▶ _DESCRIPTION OF THE TASK_: Repeat the data exactly as given below, dropping every picture.

▶ _RECORD EXCERPTS_:
=======
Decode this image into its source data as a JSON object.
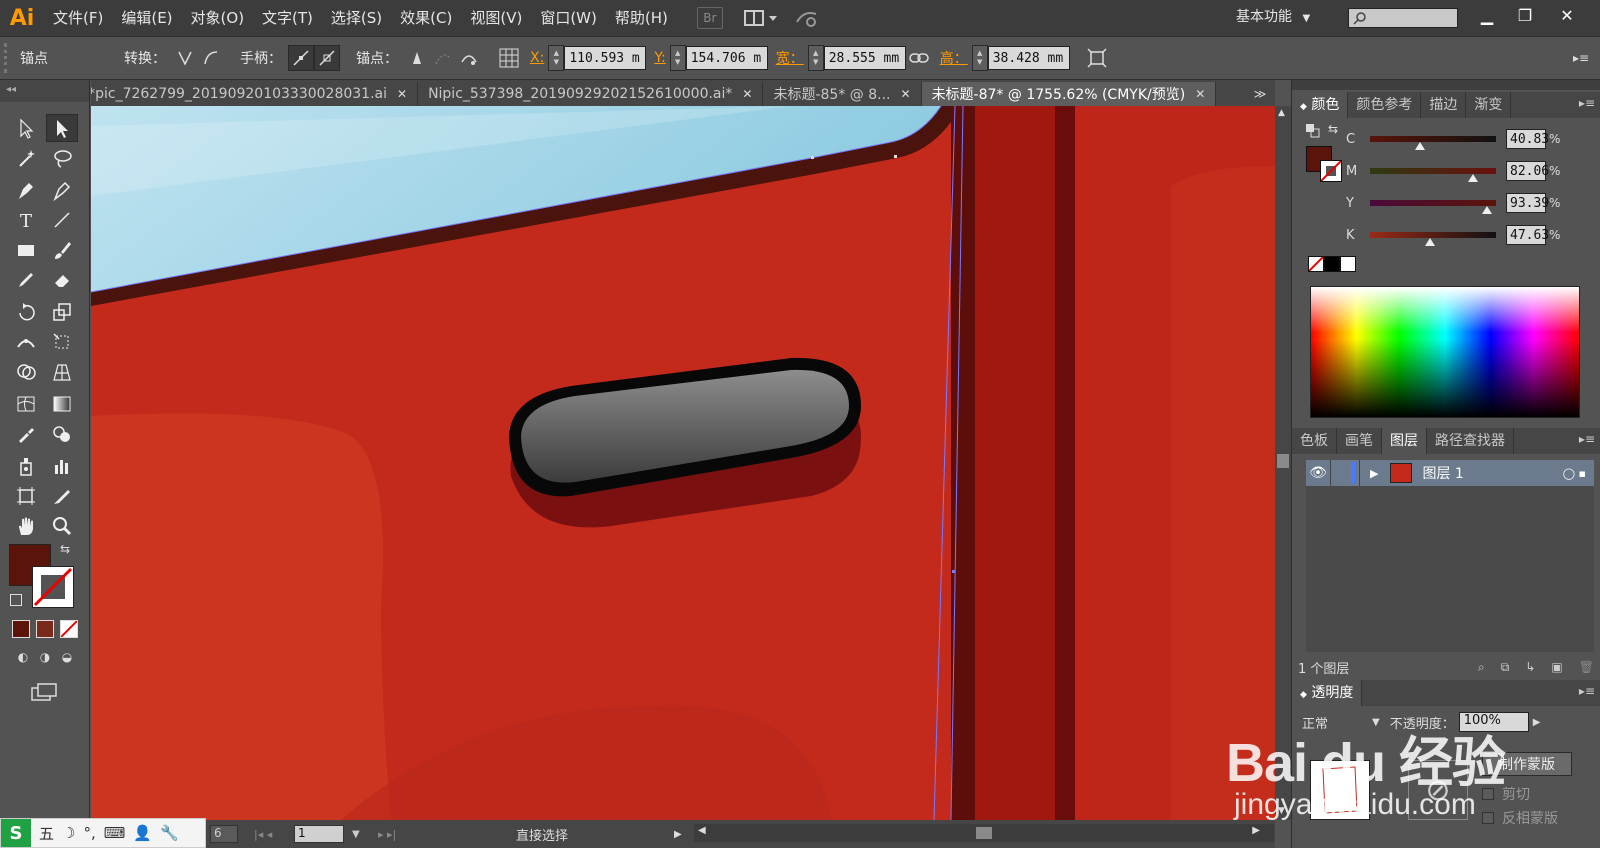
{
  "app": {
    "logo": "Ai",
    "menus": [
      "文件(F)",
      "编辑(E)",
      "对象(O)",
      "文字(T)",
      "选择(S)",
      "效果(C)",
      "视图(V)",
      "窗口(W)",
      "帮助(H)"
    ],
    "bridge": "Br",
    "workspace": "基本功能",
    "search_placeholder": ""
  },
  "control_bar": {
    "mode": "锚点",
    "convert_label": "转换：",
    "handle_label": "手柄：",
    "anchor_label": "锚点：",
    "x_label": "X:",
    "x_value": "110.593 m",
    "y_label": "Y:",
    "y_value": "154.706 m",
    "w_label": "宽：",
    "w_value": "28.555 mm",
    "h_label": "高：",
    "h_value": "38.428 mm"
  },
  "tabs": [
    {
      "label": "pic_7262799_20190920103330028031.ai*",
      "active": false
    },
    {
      "label": "Nipic_537398_20190929202152610000.ai*",
      "active": false
    },
    {
      "label": "未标题-85* @ 8...",
      "active": false
    },
    {
      "label": "未标题-87* @ 1755.62% (CMYK/预览)",
      "active": true
    }
  ],
  "color_panel": {
    "tabs": [
      "颜色",
      "颜色参考",
      "描边",
      "渐变"
    ],
    "sliders": [
      {
        "channel": "C",
        "value": "40.83",
        "pos": 0.4
      },
      {
        "channel": "M",
        "value": "82.06",
        "pos": 0.82
      },
      {
        "channel": "Y",
        "value": "93.39",
        "pos": 0.93
      },
      {
        "channel": "K",
        "value": "47.63",
        "pos": 0.48
      }
    ],
    "pct": "%",
    "fill_color": "#5a1409"
  },
  "layers_panel": {
    "tabs": [
      "色板",
      "画笔",
      "图层",
      "路径查找器"
    ],
    "layer_name": "图层 1",
    "count": "1 个图层"
  },
  "transparency_panel": {
    "title": "透明度",
    "blend_mode": "正常",
    "opacity_label": "不透明度：",
    "opacity_value": "100%",
    "make_mask": "制作蒙版",
    "clip": "剪切",
    "invert_mask": "反相蒙版"
  },
  "status_bar": {
    "zoom": "6",
    "page": "1",
    "tool": "直接选择"
  },
  "ime": {
    "logo": "S",
    "items": [
      "五",
      "☽",
      "°,",
      "⌨",
      "👤",
      "🔧"
    ]
  },
  "watermark": {
    "brand": "Bai du 经验",
    "url": "jingyan.baidu.com"
  }
}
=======
▶ _REPLY_:
Decode this image into its source data as a JSON object.
{
  "app": {
    "logo": "Ai",
    "menus": [
      "文件(F)",
      "编辑(E)",
      "对象(O)",
      "文字(T)",
      "选择(S)",
      "效果(C)",
      "视图(V)",
      "窗口(W)",
      "帮助(H)"
    ],
    "bridge": "Br",
    "workspace": "基本功能",
    "search_placeholder": ""
  },
  "control_bar": {
    "mode": "锚点",
    "convert_label": "转换：",
    "handle_label": "手柄：",
    "anchor_label": "锚点：",
    "x_label": "X:",
    "x_value": "110.593 m",
    "y_label": "Y:",
    "y_value": "154.706 m",
    "w_label": "宽：",
    "w_value": "28.555 mm",
    "h_label": "高：",
    "h_value": "38.428 mm"
  },
  "tabs": [
    {
      "label": "pic_7262799_20190920103330028031.ai*",
      "active": false
    },
    {
      "label": "Nipic_537398_20190929202152610000.ai*",
      "active": false
    },
    {
      "label": "未标题-85* @ 8...",
      "active": false
    },
    {
      "label": "未标题-87* @ 1755.62% (CMYK/预览)",
      "active": true
    }
  ],
  "color_panel": {
    "tabs": [
      "颜色",
      "颜色参考",
      "描边",
      "渐变"
    ],
    "sliders": [
      {
        "channel": "C",
        "value": "40.83",
        "pos": 0.4
      },
      {
        "channel": "M",
        "value": "82.06",
        "pos": 0.82
      },
      {
        "channel": "Y",
        "value": "93.39",
        "pos": 0.93
      },
      {
        "channel": "K",
        "value": "47.63",
        "pos": 0.48
      }
    ],
    "pct": "%",
    "fill_color": "#5a1409"
  },
  "layers_panel": {
    "tabs": [
      "色板",
      "画笔",
      "图层",
      "路径查找器"
    ],
    "layer_name": "图层 1",
    "count": "1 个图层"
  },
  "transparency_panel": {
    "title": "透明度",
    "blend_mode": "正常",
    "opacity_label": "不透明度：",
    "opacity_value": "100%",
    "make_mask": "制作蒙版",
    "clip": "剪切",
    "invert_mask": "反相蒙版"
  },
  "status_bar": {
    "zoom": "6",
    "page": "1",
    "tool": "直接选择"
  },
  "ime": {
    "logo": "S",
    "items": [
      "五",
      "☽",
      "°,",
      "⌨",
      "👤",
      "🔧"
    ]
  },
  "watermark": {
    "brand": "Bai du 经验",
    "url": "jingyan.baidu.com"
  }
}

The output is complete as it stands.